Review Summary: One lone star in all of space
Entombed since the beginning of their release, Left Hand Path
, all the way through Wolverine Blues
, have been carrying away quite smoothly in the field of death metal. At the time of Wolverine Blues
, Entombed had started to take off on a new style of death n’ roll, a combination of hard rock and death metal. While this style presented a milestone in the career for Entombed, it is very apparent to see that the band wasn’t even beginning to compare to their old school death metal days. With the release of Morning Star
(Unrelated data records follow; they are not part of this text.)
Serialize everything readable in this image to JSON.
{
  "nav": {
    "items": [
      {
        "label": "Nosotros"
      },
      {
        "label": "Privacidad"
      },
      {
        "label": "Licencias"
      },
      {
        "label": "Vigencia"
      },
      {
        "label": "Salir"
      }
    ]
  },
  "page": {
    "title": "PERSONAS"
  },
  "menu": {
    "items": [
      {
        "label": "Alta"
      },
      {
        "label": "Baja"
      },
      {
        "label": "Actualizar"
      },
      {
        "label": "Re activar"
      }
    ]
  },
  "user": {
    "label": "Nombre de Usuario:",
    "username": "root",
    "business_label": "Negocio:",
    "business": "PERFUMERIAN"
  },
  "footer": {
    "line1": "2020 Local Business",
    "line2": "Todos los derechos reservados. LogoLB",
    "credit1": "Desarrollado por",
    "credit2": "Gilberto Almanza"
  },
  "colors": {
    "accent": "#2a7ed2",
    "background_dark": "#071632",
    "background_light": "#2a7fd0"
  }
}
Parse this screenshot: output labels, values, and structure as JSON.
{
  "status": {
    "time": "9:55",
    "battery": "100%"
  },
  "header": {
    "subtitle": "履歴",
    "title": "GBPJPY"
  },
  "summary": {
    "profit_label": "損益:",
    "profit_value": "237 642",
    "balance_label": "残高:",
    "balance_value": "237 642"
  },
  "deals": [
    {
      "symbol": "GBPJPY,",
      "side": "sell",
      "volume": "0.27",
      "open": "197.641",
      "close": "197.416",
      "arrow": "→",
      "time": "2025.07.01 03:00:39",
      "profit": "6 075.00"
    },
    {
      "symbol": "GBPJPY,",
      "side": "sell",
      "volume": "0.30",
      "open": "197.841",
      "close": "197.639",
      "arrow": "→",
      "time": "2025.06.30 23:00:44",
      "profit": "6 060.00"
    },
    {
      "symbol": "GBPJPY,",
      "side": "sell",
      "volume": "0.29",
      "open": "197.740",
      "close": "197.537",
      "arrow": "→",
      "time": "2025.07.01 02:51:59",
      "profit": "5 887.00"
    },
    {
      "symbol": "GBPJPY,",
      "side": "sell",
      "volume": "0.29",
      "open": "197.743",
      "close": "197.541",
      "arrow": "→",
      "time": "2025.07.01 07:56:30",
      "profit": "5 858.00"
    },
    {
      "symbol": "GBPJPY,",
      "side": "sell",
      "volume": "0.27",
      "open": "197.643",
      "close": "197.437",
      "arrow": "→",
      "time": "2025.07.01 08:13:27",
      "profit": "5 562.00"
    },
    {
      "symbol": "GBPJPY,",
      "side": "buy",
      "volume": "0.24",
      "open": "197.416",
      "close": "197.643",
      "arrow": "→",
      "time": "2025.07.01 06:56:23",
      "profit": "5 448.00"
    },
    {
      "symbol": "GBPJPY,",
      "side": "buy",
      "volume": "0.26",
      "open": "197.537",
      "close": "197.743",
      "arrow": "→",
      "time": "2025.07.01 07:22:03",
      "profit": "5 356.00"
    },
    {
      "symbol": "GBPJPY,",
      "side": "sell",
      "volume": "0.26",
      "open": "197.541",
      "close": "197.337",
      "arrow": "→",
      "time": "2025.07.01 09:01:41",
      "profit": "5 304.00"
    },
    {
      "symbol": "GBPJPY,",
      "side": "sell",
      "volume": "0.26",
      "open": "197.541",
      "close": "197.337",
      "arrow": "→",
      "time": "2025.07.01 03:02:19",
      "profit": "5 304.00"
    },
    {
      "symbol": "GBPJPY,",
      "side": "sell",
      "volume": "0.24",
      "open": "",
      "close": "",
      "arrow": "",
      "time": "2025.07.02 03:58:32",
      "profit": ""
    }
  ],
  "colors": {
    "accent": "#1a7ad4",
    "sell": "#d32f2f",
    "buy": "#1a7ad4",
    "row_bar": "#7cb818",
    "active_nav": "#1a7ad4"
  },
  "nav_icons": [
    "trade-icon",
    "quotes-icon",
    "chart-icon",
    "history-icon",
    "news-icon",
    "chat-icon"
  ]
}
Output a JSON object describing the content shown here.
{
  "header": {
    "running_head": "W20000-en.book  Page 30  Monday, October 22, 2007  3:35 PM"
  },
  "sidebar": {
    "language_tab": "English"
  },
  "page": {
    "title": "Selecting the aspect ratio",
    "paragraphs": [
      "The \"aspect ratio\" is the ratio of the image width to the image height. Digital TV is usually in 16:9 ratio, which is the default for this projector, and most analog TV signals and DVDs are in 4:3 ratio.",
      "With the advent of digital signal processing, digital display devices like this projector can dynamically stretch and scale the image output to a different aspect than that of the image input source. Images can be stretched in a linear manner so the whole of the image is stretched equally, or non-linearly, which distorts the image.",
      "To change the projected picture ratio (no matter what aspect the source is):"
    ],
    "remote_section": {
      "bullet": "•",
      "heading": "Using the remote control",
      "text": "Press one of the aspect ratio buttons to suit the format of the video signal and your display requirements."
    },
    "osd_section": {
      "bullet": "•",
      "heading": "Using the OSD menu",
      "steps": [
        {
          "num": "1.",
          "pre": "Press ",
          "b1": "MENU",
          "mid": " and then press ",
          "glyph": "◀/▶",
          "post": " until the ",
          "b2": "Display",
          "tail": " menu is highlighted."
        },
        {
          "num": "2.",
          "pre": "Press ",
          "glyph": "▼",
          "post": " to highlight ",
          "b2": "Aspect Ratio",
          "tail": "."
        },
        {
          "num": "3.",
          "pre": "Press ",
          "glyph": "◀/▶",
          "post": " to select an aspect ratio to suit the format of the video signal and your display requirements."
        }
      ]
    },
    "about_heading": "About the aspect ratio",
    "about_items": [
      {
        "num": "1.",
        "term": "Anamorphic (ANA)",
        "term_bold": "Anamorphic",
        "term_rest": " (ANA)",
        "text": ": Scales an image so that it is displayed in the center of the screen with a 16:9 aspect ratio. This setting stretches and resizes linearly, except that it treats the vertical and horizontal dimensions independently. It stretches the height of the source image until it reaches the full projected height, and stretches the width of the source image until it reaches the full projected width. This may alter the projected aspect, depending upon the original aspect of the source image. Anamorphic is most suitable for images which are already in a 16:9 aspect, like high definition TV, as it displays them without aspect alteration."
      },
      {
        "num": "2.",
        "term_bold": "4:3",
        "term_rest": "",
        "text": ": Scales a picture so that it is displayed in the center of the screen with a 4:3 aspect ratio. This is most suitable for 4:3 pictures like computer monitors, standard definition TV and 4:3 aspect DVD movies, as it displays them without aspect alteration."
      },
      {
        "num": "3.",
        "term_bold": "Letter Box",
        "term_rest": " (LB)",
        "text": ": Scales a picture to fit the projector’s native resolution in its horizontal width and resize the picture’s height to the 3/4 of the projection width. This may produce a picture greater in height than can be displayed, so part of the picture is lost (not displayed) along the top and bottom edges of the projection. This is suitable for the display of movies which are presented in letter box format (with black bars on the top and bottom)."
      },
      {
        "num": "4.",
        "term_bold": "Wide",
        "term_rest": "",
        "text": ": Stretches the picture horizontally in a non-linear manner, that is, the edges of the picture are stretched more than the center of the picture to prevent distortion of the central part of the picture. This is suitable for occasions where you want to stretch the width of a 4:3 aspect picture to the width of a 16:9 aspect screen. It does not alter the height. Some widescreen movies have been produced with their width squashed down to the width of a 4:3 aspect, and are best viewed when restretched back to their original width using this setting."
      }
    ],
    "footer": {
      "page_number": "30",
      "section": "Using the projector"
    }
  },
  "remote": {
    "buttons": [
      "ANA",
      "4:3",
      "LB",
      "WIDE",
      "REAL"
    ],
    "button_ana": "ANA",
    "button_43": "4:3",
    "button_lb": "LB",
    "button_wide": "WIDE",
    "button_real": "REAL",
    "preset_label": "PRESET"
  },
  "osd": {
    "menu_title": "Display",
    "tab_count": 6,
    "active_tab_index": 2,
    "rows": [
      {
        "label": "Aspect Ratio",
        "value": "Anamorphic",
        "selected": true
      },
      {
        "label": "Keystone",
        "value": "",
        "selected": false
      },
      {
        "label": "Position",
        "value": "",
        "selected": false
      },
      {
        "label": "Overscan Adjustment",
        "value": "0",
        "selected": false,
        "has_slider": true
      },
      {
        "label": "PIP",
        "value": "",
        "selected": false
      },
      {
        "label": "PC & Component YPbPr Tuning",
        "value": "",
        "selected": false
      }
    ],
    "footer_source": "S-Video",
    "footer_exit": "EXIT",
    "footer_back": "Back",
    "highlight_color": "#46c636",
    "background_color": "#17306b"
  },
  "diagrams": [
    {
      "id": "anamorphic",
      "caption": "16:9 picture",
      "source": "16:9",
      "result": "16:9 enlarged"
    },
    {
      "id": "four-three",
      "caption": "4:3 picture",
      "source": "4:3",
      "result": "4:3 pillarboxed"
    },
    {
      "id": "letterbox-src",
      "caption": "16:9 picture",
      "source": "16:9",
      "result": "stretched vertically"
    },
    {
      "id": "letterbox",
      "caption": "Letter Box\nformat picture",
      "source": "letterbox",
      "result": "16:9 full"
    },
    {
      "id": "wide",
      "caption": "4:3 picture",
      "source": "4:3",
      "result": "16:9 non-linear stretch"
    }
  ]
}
, Entombed can be seen making a much needed walk down memory lane, and while it doesn’t completely portray their old days, the cross contamination of death n’ roll, and old school death metal really makes for a fun listen, but severely lacks in the good form of creativity the band became known for back in the day.
carries off in ways far different than usual return to roots productions, for the most part; an ideal solution to the band’s slip into obscurity, and an explosion of ideas that just don’t fit together as well as it did in their heads. Of all people in this album, lead vocalist Petrov should’ve been the first to see where the band was making the slip. Rather, he seeps up all the creativity the band does manage to form, and overshadows it all with his reigning death n’ roll voice, going completely against the ideal terms of this album.
The real appraisal goes to guitarist Alex Hellid, who is clearly doing his best to perform to his best potential. In songs like Fractures
, some very inspirational riffs can be seen pouring out of his strings, and a bass that adds mood to boot. Definitely coming out on the right side of the album, and the sphere of influence poured into this album, Hellid and bassist Jörgen Sandström make this album to be as great as it is. Building off on the climax presented by Petrov in City of Ghosts
, more short solos make their way into the small tracks of this album. When it comes to beat, climax, sound, or D) all of the above, drummer Peter Stjarnvid keeps his pace well, but much like the vocalist, fails to cooperate with the intention of making this a return to roots album. His drumming style comes off as more along the lines of a death thrash group, and is far more technical than it used to be. Raw and simplistic production simply didn’t agree with him in Morning Star
. don’t get me wrong, he is a phenomenal drummer, but for all intents and purposes of this album, there just isn’t much he can offer.
To put it simply, Morning Star
is an album that gave way to little of the overall promise made by Entombed to be returning to their old style, which is considerably better than the neo-Entombed style that is still pushing the boundaries to this very day. I just feel rather conflicted that the band had made the decision to return to their better days, but still manage to fall short of the finish line. Perhaps I’m being a bit too harsh on the album, simply for not being what is was promised to be, because it is a good album, a great example of the band’s talent in the field they chose, but if a band decides to advertise the return of an old sound, than you can’t blame the audience for not reacting well when they get it. Overall, I decided to let a huge chunk of this slide, because like I said, this is a decent album, and doesn’t deserve to be belittled by society, but there is so much missing to it that it just can’t get up there with the rest of the band’s good performances.